The data from Wave 1 of NIDS-CRAM showed that women were disproportionately affected by the Covid- 19 crisis and the first month of the lockdown period in South Africa. Not only were they much more likely than men to lose their jobs between February and April or to work fewer hours compared to the pre-crisis period, they also took on a greater share of the additional childcare as a result of school closures and the suspension of all childcare services. In this policy paper, we use Wave 2 of NIDS-CRAM to explore how women and men have fared as the economy started to reopen and lockdown restrictions were relaxed.
This brief replicates UNESCO’s calculations, to determine whether South African teachers’ wages are comparable with those in Denmark. The level of teacher wages so determined was only USD71, which is similar to Japan and Italy, but even this seems unrealistically high. UNESCO uses purchasing power parity (PPP) exchange rates for converting teacher pay across countries to dollars – this is where the problem might be. As an alternative strategy to assess the adequacy of teacher pay in international comparison, we use teacher household assets instead of compensation as a proxy for teacher living standards. This results in findings which are considered to be plausible, as South Africa is then comparable with developing countries such as Botswana, Malaysia and Philippines.

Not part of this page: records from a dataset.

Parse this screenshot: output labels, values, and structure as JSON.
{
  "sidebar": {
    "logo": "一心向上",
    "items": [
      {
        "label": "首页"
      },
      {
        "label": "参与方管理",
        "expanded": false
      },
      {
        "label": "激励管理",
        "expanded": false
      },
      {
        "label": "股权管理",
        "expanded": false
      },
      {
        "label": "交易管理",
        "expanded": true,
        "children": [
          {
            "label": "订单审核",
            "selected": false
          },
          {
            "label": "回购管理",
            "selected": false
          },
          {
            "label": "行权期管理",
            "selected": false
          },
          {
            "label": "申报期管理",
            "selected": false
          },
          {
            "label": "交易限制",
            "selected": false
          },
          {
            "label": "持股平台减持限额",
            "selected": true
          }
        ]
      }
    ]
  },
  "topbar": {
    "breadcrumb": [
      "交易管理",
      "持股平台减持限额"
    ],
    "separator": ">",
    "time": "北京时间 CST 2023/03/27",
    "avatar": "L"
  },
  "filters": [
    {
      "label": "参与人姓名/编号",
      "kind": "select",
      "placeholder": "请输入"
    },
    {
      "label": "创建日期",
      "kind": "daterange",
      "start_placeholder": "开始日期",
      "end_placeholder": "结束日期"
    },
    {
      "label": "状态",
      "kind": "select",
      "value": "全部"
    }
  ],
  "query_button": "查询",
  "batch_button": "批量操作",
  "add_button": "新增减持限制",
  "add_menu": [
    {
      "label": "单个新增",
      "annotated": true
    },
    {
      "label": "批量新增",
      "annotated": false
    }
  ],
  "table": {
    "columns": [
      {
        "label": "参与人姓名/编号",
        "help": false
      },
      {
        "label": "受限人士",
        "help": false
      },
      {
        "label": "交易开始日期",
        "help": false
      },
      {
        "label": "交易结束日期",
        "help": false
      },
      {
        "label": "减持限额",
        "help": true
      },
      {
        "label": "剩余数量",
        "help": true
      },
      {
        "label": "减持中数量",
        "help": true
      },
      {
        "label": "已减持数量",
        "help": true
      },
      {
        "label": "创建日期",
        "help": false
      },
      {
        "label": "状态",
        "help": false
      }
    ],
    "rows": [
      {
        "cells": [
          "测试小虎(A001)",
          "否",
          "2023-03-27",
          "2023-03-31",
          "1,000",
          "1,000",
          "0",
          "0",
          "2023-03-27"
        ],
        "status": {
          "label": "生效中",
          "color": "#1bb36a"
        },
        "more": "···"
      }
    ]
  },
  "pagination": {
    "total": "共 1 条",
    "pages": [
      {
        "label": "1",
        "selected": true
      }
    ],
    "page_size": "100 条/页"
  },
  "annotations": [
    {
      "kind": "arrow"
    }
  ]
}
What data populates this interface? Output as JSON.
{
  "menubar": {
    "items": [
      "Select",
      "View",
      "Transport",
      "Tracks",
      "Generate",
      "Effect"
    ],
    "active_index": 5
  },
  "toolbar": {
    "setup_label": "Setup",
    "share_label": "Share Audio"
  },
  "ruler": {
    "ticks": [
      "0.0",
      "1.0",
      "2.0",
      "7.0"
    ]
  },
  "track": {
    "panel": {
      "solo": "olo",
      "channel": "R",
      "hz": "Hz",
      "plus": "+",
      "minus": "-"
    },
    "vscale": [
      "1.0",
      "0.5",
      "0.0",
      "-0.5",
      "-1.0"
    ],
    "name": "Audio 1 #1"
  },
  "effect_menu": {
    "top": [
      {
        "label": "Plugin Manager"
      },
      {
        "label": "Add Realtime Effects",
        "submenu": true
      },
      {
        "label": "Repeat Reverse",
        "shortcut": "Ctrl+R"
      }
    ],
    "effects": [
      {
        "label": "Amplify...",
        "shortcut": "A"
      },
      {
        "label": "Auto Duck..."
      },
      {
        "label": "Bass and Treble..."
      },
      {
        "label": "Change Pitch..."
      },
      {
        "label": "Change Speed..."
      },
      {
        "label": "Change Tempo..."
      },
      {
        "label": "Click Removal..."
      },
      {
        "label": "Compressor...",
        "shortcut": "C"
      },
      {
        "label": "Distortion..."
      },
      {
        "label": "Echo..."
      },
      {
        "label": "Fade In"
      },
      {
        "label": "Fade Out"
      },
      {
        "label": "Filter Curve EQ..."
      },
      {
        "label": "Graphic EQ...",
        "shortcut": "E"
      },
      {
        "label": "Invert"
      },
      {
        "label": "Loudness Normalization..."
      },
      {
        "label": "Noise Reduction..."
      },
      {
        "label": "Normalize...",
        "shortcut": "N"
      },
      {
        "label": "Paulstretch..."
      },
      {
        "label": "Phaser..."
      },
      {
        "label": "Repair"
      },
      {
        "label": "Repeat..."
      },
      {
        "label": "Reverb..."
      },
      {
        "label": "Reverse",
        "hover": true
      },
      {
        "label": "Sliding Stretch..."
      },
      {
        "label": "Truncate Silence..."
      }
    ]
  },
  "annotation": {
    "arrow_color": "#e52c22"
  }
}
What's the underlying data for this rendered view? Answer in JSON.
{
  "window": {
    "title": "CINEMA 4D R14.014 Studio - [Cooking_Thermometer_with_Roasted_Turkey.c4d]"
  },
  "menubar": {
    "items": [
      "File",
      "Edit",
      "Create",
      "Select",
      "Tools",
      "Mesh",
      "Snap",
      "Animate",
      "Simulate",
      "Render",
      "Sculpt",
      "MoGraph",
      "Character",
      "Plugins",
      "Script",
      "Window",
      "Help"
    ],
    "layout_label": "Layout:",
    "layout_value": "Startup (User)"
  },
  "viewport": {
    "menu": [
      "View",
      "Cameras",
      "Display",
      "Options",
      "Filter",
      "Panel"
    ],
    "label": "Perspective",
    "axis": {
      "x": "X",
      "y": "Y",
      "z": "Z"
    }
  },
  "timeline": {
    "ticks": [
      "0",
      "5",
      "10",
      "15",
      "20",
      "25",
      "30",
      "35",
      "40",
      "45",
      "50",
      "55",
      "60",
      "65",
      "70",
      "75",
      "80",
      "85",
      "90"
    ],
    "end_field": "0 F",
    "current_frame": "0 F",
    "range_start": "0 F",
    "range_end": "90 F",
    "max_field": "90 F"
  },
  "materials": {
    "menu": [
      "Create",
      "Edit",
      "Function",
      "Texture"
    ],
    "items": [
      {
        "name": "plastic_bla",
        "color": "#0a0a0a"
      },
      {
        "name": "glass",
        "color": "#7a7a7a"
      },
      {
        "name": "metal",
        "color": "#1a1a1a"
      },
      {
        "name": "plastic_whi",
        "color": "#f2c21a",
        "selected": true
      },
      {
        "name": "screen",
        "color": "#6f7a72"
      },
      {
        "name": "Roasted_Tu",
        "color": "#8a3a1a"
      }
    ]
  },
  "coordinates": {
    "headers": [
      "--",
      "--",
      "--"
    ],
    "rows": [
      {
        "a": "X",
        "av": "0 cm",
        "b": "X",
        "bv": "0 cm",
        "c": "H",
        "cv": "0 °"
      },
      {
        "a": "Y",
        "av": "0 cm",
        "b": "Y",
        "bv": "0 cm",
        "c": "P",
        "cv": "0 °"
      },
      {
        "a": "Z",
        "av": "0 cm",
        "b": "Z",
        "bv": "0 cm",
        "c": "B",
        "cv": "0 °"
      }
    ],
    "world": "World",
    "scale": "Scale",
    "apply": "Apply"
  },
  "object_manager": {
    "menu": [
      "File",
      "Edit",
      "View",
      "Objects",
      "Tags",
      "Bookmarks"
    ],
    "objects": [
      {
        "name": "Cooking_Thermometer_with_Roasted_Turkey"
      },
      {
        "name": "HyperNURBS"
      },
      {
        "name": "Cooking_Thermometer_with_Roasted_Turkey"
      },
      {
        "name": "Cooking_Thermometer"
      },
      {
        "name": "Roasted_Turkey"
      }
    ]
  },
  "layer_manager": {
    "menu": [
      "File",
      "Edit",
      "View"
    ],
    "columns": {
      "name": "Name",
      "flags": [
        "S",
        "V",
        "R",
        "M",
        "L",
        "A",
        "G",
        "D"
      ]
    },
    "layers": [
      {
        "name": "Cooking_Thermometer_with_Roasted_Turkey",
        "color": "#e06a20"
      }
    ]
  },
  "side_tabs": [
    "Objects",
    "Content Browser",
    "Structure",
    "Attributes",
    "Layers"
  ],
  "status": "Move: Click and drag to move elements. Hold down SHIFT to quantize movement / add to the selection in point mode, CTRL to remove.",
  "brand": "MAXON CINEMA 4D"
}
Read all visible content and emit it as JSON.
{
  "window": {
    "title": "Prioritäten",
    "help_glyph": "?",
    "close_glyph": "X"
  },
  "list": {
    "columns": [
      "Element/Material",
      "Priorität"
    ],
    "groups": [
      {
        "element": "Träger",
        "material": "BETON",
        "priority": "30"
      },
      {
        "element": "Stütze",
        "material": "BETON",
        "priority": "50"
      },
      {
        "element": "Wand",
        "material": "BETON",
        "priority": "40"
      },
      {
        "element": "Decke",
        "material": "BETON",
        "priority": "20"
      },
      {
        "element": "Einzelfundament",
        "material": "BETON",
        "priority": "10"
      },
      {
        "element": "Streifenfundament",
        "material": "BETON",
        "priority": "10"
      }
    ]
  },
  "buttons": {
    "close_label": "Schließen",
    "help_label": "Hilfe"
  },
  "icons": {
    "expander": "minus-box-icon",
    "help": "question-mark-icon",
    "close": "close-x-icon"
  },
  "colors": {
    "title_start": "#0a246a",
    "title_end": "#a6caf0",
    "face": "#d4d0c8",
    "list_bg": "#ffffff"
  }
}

A report by RESEP’s Servaas van der Berg, Martin Gustafsson, and Kholekile Malindi titled Education and Skills for the Economy and Links to Labour Markets in South Africa, has been released for public comment by the National Planning Commission.
This paper presents new evidence on the employment effects of a large increase in agricultural minimum wages in South Africa using anonymized tax data.
Von Fintel, D. and Orthofer, A., 2020. Wealth inequality and financial inclusion: Evidence from South African tax and survey records. Economic Modelling.
Piek, M. and von Fintel, D., 2020. Sectoral minimum wages in South Africa: Disemployment by firm size and trade exposure. Development Southern Africa, 37(3), pp.462-482.
A cost-effective intervention that is easy to implement – this is how researchers describe the standardised reference letter that was developed to assist unemployed South Africans in their search for a job. The study found that job-seekers with previous work experience who use reference letters in their job applications stand to increase their employment prospects by more than 50%.